HONOLULU—The Pew Charitable Trusts joins partners in Hawaii and the scientific community in praising today’s announcement by President Barack Obama that the United States has expanded the Northwestern Hawaiian Islands Marine National Monument, also known as Papahānaumokuākea, to 582,578 square miles (1.5 million square kilometers). Read More
The expansion of Papahānaumokuākea Marine National Monument, surrounding the Northwestern Hawaiian Islands, is one of the largest conservation actions in history. The monument is now the largest protected area in the world—almost four times as large as California—measuring a total of 582,578 square miles.
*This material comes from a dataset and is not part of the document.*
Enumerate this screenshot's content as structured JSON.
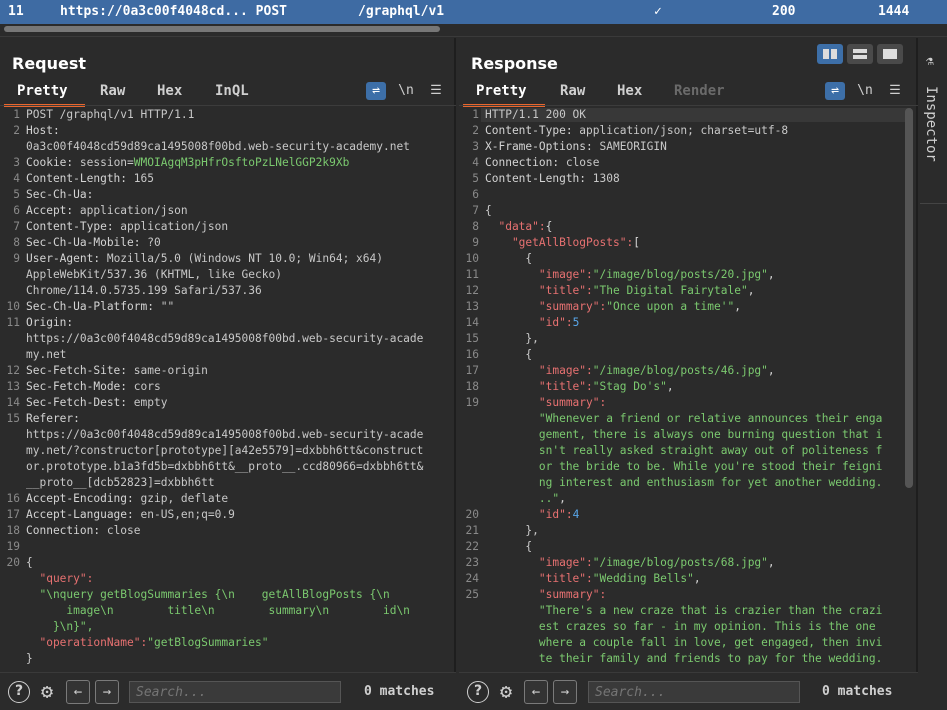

Read More
Where We Work
Global Ocean Legacy works with local communities, governments and scientists around the world to protect and conserve some of our most important and unspoiled ocean environments.